AIM OF THE TASK: The word "Roblox" marks the lines to find; copy every such line from the data below.

====================

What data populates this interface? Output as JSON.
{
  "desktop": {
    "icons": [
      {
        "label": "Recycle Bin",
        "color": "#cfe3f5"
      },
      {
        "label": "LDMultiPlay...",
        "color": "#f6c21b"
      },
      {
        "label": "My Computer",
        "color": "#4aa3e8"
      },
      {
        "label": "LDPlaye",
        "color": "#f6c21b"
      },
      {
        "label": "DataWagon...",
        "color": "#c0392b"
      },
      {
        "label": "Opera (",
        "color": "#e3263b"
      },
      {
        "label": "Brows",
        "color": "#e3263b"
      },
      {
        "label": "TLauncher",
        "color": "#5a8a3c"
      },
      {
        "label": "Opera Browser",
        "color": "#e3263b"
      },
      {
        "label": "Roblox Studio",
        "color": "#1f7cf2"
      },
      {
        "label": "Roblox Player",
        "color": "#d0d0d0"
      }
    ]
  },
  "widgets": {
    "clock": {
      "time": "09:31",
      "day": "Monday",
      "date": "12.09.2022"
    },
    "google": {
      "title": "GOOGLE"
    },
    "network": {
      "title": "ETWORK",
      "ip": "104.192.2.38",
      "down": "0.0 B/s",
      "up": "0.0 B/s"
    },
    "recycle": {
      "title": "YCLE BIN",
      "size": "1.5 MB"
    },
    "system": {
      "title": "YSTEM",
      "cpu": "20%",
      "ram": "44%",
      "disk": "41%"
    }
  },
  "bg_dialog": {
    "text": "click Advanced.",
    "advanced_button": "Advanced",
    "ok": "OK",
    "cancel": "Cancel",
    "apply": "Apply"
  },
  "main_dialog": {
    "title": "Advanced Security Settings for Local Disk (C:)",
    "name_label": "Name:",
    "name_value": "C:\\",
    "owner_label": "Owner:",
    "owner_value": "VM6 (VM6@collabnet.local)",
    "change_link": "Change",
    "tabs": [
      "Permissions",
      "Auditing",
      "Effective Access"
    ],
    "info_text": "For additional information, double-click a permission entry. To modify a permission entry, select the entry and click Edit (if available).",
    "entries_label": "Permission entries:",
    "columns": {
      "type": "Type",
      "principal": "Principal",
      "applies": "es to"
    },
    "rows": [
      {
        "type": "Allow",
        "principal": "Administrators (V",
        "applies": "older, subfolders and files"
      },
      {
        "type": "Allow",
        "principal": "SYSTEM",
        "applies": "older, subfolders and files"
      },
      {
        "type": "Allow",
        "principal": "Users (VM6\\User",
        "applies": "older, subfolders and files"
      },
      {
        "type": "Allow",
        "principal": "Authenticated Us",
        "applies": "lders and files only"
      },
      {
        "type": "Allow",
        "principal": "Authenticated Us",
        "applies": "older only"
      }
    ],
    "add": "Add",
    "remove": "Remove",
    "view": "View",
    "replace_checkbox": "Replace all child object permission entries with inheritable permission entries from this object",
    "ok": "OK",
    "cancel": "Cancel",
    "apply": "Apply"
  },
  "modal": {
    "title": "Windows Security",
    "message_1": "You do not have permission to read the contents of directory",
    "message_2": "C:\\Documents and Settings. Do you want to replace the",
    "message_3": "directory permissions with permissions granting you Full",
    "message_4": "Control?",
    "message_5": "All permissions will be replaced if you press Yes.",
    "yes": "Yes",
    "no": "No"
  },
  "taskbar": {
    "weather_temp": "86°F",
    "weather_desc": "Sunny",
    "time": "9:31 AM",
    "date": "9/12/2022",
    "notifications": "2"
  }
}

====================

COMPLETED TASK:
        "label": "Roblox Studio",
        "label": "Roblox Player",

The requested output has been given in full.